Prep boys basketball: Title chase sparks junior's work ethic
Junior Mitch Grant is on a mission to leave a legacy for the East boys basketball team and has pulled out all of the stops to make an impact.
"I don't want to be mediocre or average," Grant said. "I want to be great."
It's been 32 years since East hung a state championship banner in Mickey Oswald Gymnasium. There is a slew of regional titles, but those are just a reminder that Grant and the Leopards need to work harder every practice and every game.
To be the best, the 6-foot-3 Grant has found the courage to push himself harder than he could dream and give everything he has to his teammates.
"We worked so hard in the offseason to be ready for this year," Grant said. "I never want to walk off the court wishing we could have that one back."
Preston Curtis, John Fakahafua, Connor Pardoe and University of Utah commit Parker Van Dyke round out a Leopards starting lineup that is committed to working harder than its opponents.
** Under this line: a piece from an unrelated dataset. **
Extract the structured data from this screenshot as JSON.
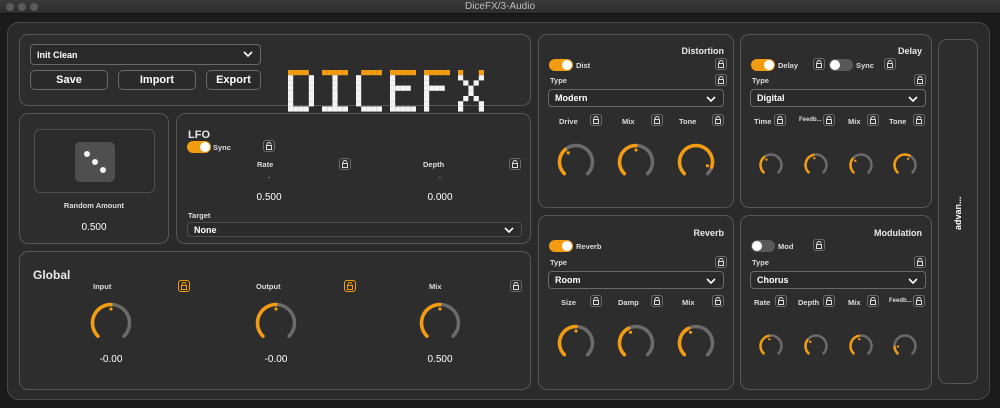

Grant said that his team's strength is its ability to make adjustments and never back down from a challenge.
"We expect contributions from different guys every night," he said. "This is a solid group of guys who work their tail off."
Grant was awarded a captainship because his on- and off-court leadership gives the Leopards the charge they need in a tough regional schedule. According to coach Skip Lowe, Grant's aggressive play and knack for bringing in rebounds are the junior's biggest strengths.
"He's never shy or afraid of a situation," Lowe said. "He's fearless under the basket and never holds back when he is on the court."
Grant is second in scoring behind Van Dyke with 156 points this season. It is his 63 rebounds that make the biggest impact for East.
"My dad said I got a knack for getting the ball," Grant said. "With my timing, I like to get up there and grab the big boards."
Lowe believes Grant has a bright basketball future at East. He'll be leading the squad next year, but in the meantime, he is an important role player who does whatever is needed.
"He's the kind of kid that coaches love to have on the court," Lowe said. "He's tough, unselfish and a really good kid. Teams better look out for him."
Eyes on the hoop
Mitch Grant's last-minute steal and layup in the overtime victory over Murray was the difference in East's 69-61 victory.
Grant focuses exclusively on basketball. He used to play baseball and football.